Also just released are records by Michael Pisaro-Liu and Vanessa Rossetto & Lionel Marchetti: Revolution Shuffle and The Tower (The City), and they might deserve a spot here too, but I haven’t listened to them yet, as they were stuck in customs clearance.
older music discovered this year: highlights
This year my main discovery was the electric work of Miles Davis besides Bitches’ Brew. Somehow that had been a giant hole in my Davis collection all these years. I gobbled it all up in funky feeding frenzy that lasted a few months. I’ll mention On The Corner (what a record), Agharta, Dark Magus and We Want Miles. The Complete In A Silent Way Sessions box set is also worth hunting down.
My interest in Anthony Braxton was also rekindled again – most notably with 2 albums that showcase two very different sides of the composer & multi-instrumentalist. A quiet, delicate side, with a 2017 solo saxophone live recording in Victoriaville, one of only 3 of such performances since 2012. And the bustling, over-the-top side, with the spectacular 3 Compositions (EEMHM) 2011 on Firehouse Records, 3 cds of a septet with Taylor Ho Bynum, Jessica Pavone, Jay Rozen, Aroon Siegel and Carl Testa. It’s Free Jazz within the boundaries of open composition taken to the extreme, with each of the septet’s members playing iPod too – simultaneously drawing from Braxton’s full recorded oeuvre, resulting in swirls of juxtaposed sound. The fact that they manage to pull off something coherent illustrates their mastery, and the robust versatility of Braxton’s compositional techniques. But I admit it takes a bit of perseverance to get acquainted with this music, because most uninitiated will only hear energetic chaos – not coherence.

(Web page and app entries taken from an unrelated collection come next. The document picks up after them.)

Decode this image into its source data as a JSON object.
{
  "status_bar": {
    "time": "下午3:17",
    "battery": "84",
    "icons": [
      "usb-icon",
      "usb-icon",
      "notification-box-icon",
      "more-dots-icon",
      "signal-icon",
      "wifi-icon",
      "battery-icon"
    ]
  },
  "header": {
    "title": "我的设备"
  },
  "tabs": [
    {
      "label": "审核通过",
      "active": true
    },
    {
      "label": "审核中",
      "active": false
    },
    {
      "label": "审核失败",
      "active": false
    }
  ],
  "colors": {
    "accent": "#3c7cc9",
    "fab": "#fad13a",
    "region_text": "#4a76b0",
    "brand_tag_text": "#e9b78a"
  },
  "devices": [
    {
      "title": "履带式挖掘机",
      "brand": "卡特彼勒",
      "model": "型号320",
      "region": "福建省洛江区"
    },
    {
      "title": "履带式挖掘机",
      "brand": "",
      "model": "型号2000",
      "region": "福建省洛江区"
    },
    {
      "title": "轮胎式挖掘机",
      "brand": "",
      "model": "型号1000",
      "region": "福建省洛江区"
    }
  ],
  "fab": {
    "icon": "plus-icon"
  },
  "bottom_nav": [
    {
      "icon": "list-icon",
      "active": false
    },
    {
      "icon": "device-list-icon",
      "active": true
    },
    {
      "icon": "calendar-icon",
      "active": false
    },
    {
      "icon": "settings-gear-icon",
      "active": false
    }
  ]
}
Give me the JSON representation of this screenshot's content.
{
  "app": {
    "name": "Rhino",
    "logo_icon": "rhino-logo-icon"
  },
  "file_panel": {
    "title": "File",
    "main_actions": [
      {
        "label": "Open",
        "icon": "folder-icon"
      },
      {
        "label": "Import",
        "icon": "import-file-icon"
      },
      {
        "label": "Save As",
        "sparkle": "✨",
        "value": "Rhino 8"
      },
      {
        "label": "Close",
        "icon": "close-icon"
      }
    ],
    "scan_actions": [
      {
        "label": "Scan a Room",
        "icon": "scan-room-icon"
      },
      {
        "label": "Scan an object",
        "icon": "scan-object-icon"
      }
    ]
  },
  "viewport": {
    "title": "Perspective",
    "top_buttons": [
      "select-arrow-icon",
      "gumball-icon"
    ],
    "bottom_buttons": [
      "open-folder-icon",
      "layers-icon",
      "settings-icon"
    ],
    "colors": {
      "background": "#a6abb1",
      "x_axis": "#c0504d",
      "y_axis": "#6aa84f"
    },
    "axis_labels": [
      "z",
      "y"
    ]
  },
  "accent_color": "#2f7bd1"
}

As with Miles, somehow I never ventured beyond the first four seminal masterpieces of Swedish extreme metal pioneers Bathory. I remedied that, and I think 1991’s epic Twilight of the Gods might be my most played album of 2021. It’s not as raw as their earlier offerings – even fans of Metallica could dig it.
Finally, there’s New Zealand’s Aldous Harding – an indie-folk singer-songwriter, something of a cross between Nico and White Chalk era PJ Harvey. Her sophomore album Party and her latest Designer (from 2017 and 2019) are corkers. Here are three songs, live on Tiny Desk – authentic theatrics included.
To my surprise s5 of Rick and Morty was excellent – we know what to expect from the show by now, yet most episodes continued to showcase creativity. The third season of Succession didn’t disappoint either, even though at first I felt it to be more of the same – the final half of the season was as spectacular as ever. These two shows prove the familiar needn’t be something inherently negative.
Scenes from a Marriage, a remake of a 70ies Ingmar Bergman series, provided a parable for love in these times: about unrealistic expectations and a disconnect with a healthy, grounded life. It does so just via talking heads. Charles McNulty’s review in the LA Times showcases a similar lack of realism & imagination from his side: as if the couple shown could not exist in reality.
Nothing else sticks out, but I did (more or less) enjoy Mare of Easttown, the BBC’s submarine police procedural Vigil and the Dutch over-the-top crime series Mocro Maffia.
Hockney & Humus x Hortense
I was absolutely blown away by the double exposition by David Hockney in Bozar, Brussels. Works from the Tate Collection, 1954-2017 was nothing less than a career retrospective, and The Arrival of Spring, Normandy, 2020 was even more brilliant in a way – even though some detractors can’t appreciate the new medium that is the iPad. I’ve written about two Hockney books here, including one about the 2020 Normandy period.
The same November day we also visited Humus x Hortense in Brussels, a restaurant run by chef Nicolas Decloedt. A couple of the dishes nearly made me tear up – a rare accomplishment. Brilliant food can be so emotional, there’s hardly a thing I like better. The restaurant ended up on the 9th place of some influential yearly list of the world’s best vegetable restaurants.
Such a wonderful day in Brussels deserves a mention in my 2021 round up.